Absolutely. The celebration of other animals as animals rather than our categorisations of pet, food, wild, vermin etc would chart a big shift in human relations with other animals, I think. What would happen if we celebrated the insatiable curiosity of cows instead of treating them as milk machines?
The animals in the book refer to humans as “it”, echoing the way we dehumanise our fellow creatures. What you tell us about approach?
As I said earlier I often feel like I wrote three novels in one … There’s a gritty realist narrative about a woman going through a rough time; there’s a speculative fiction about a dingo (also going through a rough time!) in an epidemic world where humans can communicate with animals; and there’s another thread which is the interspecies communication itself – the animal dialogue. Animals in literature are so often equated with objects: as things to use and dispose of at human will. I thought it would be interesting to turn the tables. ‘It’ is a tiny word, but when a nonhuman animal character calls humans ‘it’, a big statement is made. I love how language works that way. Tiny changes can be powerful.
How does it feel to have the novel so well received? It has already received several major awards and glowing reviews!
The most honest word I could use is: relief. Anyone who has put a book out knows the terrifying silence that follows publication where you wonder if it will get reviewed or even read and if so, will people like it? My first book was a short story collection lucky enough to get on some shortlists and a few lovely reviews, but it didn’t set the world on fire. Still, I was encouraged and excited to write the second. When it became apparent that The Animals in That Country would be released into the pandemic I was terrified. All the book shops in New Zealand were closed in the first big lockdown and I didn’t know how people would even read it. The support that New Zealand and Australian readers, festivals and book shops showed for books published in that time was incredible.

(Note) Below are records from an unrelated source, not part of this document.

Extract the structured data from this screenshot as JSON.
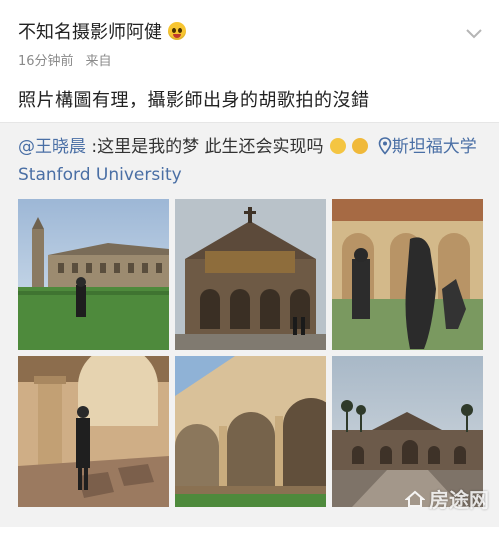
{
  "post": {
    "username": "不知名摄影师阿健",
    "time": "16分钟前",
    "source": "来自",
    "content": "照片構圖有理，攝影師出身的胡歌拍的沒錯"
  },
  "repost": {
    "mention": "@王晓晨",
    "text": " :这里是我的梦 此生还会实现吗",
    "location": "斯坦福大学 Stanford University"
  },
  "photos": [
    {
      "desc": "stanford-tower-lawn"
    },
    {
      "desc": "memorial-church"
    },
    {
      "desc": "rodin-sculptures"
    },
    {
      "desc": "arcade-corridor-person"
    },
    {
      "desc": "sandstone-arches"
    },
    {
      "desc": "main-quad-view"
    }
  ],
  "watermark": {
    "text": "房途网"
  },
  "colors": {
    "link": "#4a6fa5",
    "meta": "#8a8a8a",
    "repost_bg": "#f2f2f2"
  }
}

And thanks to the hard work of my amazing publisher, Scribe, the book got in people’s hands early, and has since been released in the UK and US and is now in translation. It was such a strange feeling when it became apparent that this wasn’t going to be a quiet book – a relief, a thrill and an ongoing privilege.
You have a PhD in literary animal studies, can you tell us how that informed the book?
Once you start looking into human-nonhuman animal relationships, you fall down a series of rabbit holes. With every word I wrote, every thing I read, every thought I had about Animals, a new question would come up. I was so lucky to be held by amazing supervisors (Kevin Brophy and Amanda Johnson) who not only thought this relentless questioning was okay, but encouraged it. In my time as a PhD student I also came across an amazing network of people in what is known as the animal studies field. One of these people was Siobhan O’Sullivan who welcomed me into the Knowing Animals reading group and later interviewed me for her podcast. I’m now a passionate committee member of the Australasian Animal Studies Association, who work to help scholars like me to access information in the field.
Our final question is, have you got any future plans to write something else ? Would like to share some aspect of those plans with us?
A novel manuscript and I are currently circling each other. At some point one of us will strike.
The animals in that country / McKay, Laura Jean
“Hard-drinking, foul-mouthed, and allergic to bullshit, Jean is not your usual grandma. She’s never been good at getting on with other humans, apart from her beloved granddaughter, Kimberly. Instead, she surrounds herself with animals, working as a guide in an outback wildlife park. And although Jean talks to all her charges, she has a particular soft spot for a young dingo called Sue. As disturbing news arrives of a pandemic sweeping the country, Jean realises this is no ordinary flu: its chief symptom is that its victims begin to understand the language of animals – first mammals, then birds and insects, too… ” (Adapted from Catalogue)
Also available as an eBook.